1
$\begingroup$

As I understand, if the Chern number which is obtained by integrating Berry curvature over a surface with a boundary is an integer, then the Chern number is a topological invariant. So when does Chern number become integer? If the berry phase is well defined along the closed curve will that be enough for the system to be topological?

$\endgroup$
  • 4
    $\begingroup$ When you integrate the Berry curvature over the Brillouin zone (which is a torus topologically, so it is closed), you always get an integer. $\endgroup$ – Meng Cheng Sep 28 '15 at 15:13
1
$\begingroup$

Any system is topological. The question is, rather, whether it has non-trivial topology.

When considering translation invariant systems, we make a Bloch decomposition and so a system is specified by maps from the Brillouin zone into some space of Hamiltonians. Via the Bloch decomposition, this space of Hamiltonians will simply be the space of Hermitian $n\times n$ matrices which have a gap.

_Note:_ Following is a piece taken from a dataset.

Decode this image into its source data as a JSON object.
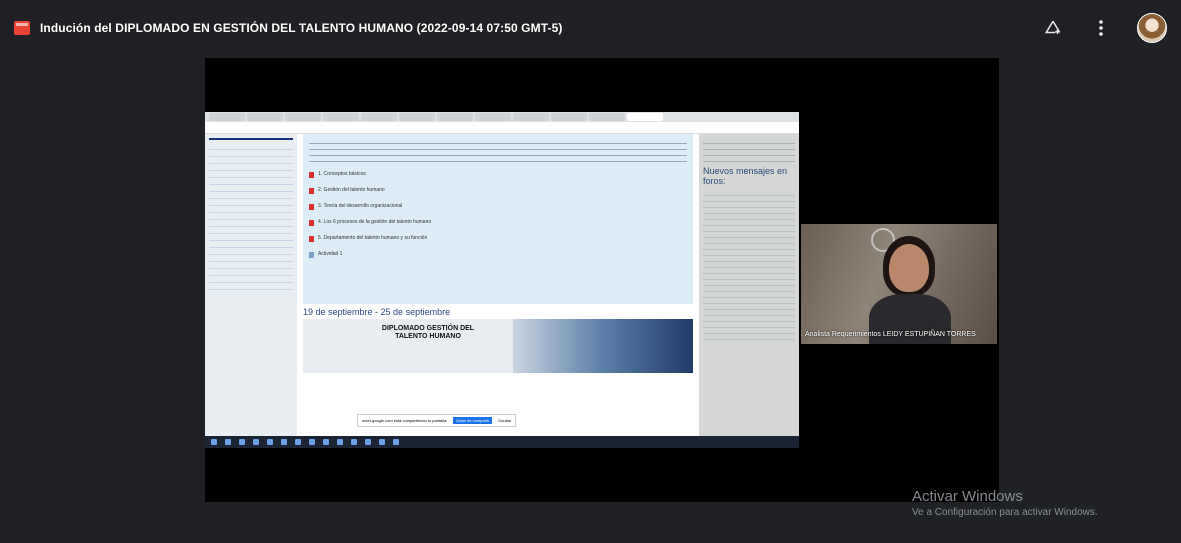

For simplicity let's assume we have no extra symmetries, and we are in two dimensions, and we are only considering two level systems. Then the Brillion zone is the $2$-torus, the space of Hamiltonians is $\mathbb{R}^3-{0}\cong S^2$ (think of the set of Hermitian invertible $2\times 2$ matrices, this space is spanned by the three Pauli matrices, with real coefficients, and such that not all three coefficients are zero), and a system is specified as a continuous map between these two spaces.

Then it turns out (after some study of topology) that these maps $$ \mathbb{T}^2\to S^2 $$ fall into classes indexed by $\mathbb{Z}$, where classes are defined by continuous deformations of the maps (i.e., homotopy).

For general $d$-dimensions and general $N$-level systems, the $2$-torus is replaced by a $d$-torus and the $2$-sphere is replaced by the Grassmannian manifold. Taking symmetries into account one have to then classify $G$-equivariant maps, rather than all continuous maps, which leads to a finer classification.

In this sense, a system (i.e. a map $\mathbb{T}^2\to S^2$) is topological when it is not a map homotopic to a constant map (the constant is irrelevant if your target space is path-connected).

Next, for non-translation invariant systems, one does not have a Brillouin zone anymore. So a Hamiltonian is just an operator in Hilbert space (with some conditions to make physical sense). One then classifies not a set of maps as before, but the set of possible Hamiltonians. The equivalence classes is now not homotopy as before, but path-connectedness.

| cite | improve this answer | |
$\endgroup$

Your Answer

By clicking “Post Your Answer”, you agree to our terms of service, privacy policy and cookie policy

Not the answer you're looking for? Browse other questions tagged or ask your own question.